Main characteristics of the late Victorian Period
The Late Victorian Period is set from 1870 to 1901, the year of Queen Victoria’s death. This period is characterized by a loss of values and a general sense of crisis and disillusion. The scientific discoveries shown at the Great Exhibition in 1851 stopped although they had already generate a deep instability in people’s minds. What is more, the Aesthetic movement becomes widespread because it reflects the frustration and uncertainty of the artist. This movement is synthesized in the famous motto “Art for Art’s sake”. One of the major exponents of this period is Oscar Wilde.
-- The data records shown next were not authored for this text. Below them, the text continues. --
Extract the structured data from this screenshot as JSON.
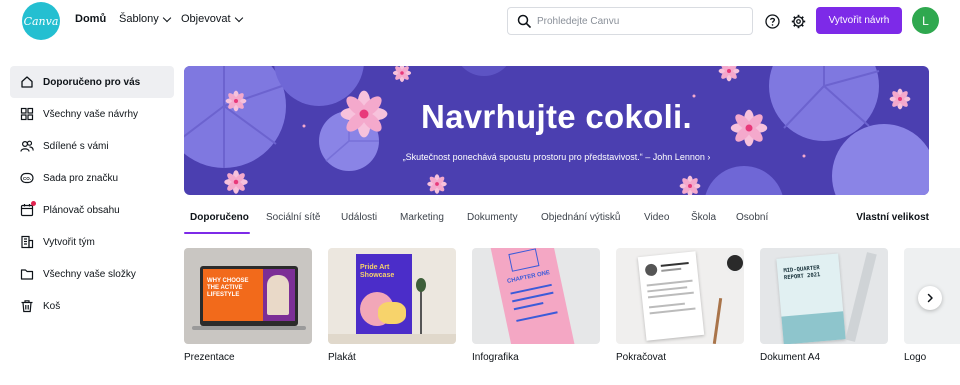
{
  "app": {
    "logo_text": "Canva"
  },
  "colors": {
    "brand": "#24bfd1",
    "accent": "#7d2ae8",
    "avatar": "#2fa84f",
    "hero_bg": "#4b3fb0"
  },
  "header": {
    "nav": [
      {
        "label": "Domů",
        "dropdown": false
      },
      {
        "label": "Šablony",
        "dropdown": true
      },
      {
        "label": "Objevovat",
        "dropdown": true
      }
    ],
    "search": {
      "placeholder": "Prohledejte Canvu",
      "value": ""
    },
    "icons": [
      "help-icon",
      "settings-icon"
    ],
    "create_button": "Vytvořit návrh",
    "avatar_letter": "L"
  },
  "sidebar": {
    "items": [
      {
        "label": "Doporučeno pro vás",
        "icon": "home-icon",
        "active": true
      },
      {
        "label": "Všechny vaše návrhy",
        "icon": "grid-icon"
      },
      {
        "label": "Sdílené s vámi",
        "icon": "people-icon"
      },
      {
        "label": "Sada pro značku",
        "icon": "brand-kit-icon"
      },
      {
        "label": "Plánovač obsahu",
        "icon": "calendar-icon",
        "badge": true
      },
      {
        "label": "Vytvořit tým",
        "icon": "building-icon"
      },
      {
        "label": "Všechny vaše složky",
        "icon": "folder-icon"
      },
      {
        "label": "Koš",
        "icon": "trash-icon"
      }
    ]
  },
  "hero": {
    "title": "Navrhujte cokoli.",
    "quote": "„Skutečnost ponechává spoustu prostoru pro představivost.“ – John Lennon ›"
  },
  "tabs": {
    "items": [
      "Doporučeno",
      "Sociální sítě",
      "Události",
      "Marketing",
      "Dokumenty",
      "Objednání výtisků",
      "Video",
      "Škola",
      "Osobní"
    ],
    "active": "Doporučeno",
    "right_link": "Vlastní velikost"
  },
  "templates": {
    "items": [
      {
        "label": "Prezentace",
        "thumb_text": "WHY CHOOSE THE ACTIVE LIFESTYLE"
      },
      {
        "label": "Plakát",
        "thumb_text": "Pride Art Showcase"
      },
      {
        "label": "Infografika",
        "thumb_text": "CHAPTER ONE"
      },
      {
        "label": "Pokračovat",
        "thumb_text": ""
      },
      {
        "label": "Dokument A4",
        "thumb_text": "MID-QUARTER REPORT 2021"
      },
      {
        "label": "Logo",
        "thumb_text": ""
      }
    ],
    "next_icon": "chevron-right-icon"
  }
}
The “Art for Art’s sake” motto
It is a moral and aesthetic imperative. This movement believed that only “Art as the cult of Beauty” could prevent the murder of the soul. But Beauty has nothing to do with morality; there is no message to convey, the writer doesn’t want to communicate anything. Art is pretty useless, it goes against Utilitarianism.
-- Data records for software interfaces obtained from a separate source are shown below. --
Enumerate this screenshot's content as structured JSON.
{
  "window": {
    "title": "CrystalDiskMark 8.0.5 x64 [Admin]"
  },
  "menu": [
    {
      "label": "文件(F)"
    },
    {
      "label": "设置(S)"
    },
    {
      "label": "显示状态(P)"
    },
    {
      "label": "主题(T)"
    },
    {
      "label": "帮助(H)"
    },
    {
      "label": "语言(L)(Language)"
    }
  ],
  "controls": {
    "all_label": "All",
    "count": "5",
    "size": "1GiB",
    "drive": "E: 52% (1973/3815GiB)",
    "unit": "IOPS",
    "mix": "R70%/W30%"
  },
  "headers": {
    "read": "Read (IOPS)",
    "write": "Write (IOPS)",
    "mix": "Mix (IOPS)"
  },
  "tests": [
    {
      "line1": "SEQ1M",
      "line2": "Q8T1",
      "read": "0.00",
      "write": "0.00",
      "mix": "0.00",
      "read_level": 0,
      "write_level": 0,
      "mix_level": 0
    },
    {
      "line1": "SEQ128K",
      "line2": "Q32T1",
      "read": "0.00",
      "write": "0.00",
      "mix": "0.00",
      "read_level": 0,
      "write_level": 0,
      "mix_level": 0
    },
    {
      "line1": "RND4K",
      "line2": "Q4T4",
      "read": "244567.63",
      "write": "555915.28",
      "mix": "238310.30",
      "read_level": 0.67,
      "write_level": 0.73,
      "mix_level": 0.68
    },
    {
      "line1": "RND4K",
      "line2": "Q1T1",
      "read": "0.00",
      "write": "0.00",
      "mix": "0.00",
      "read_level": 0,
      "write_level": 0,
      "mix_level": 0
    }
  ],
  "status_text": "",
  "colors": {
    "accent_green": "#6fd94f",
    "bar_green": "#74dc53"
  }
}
The dandy is a person who lives on Beauty and makes his life a work of art. He is a bourgeois artist who, in spite of his uneasiness, remains a member of his class. He is often rejected by people who judge him weird because of his ambiguity. The Wildean dandy is an aristocrat whose elegance is a symbol of the superiority of the spirit. Since life was meant for pleasure, and pleasure was an indulgence in beauty, beautiful clothes and talks, delicious food and handsome boys became the main interests of Oscar Wilde who is a typical example of a dandy.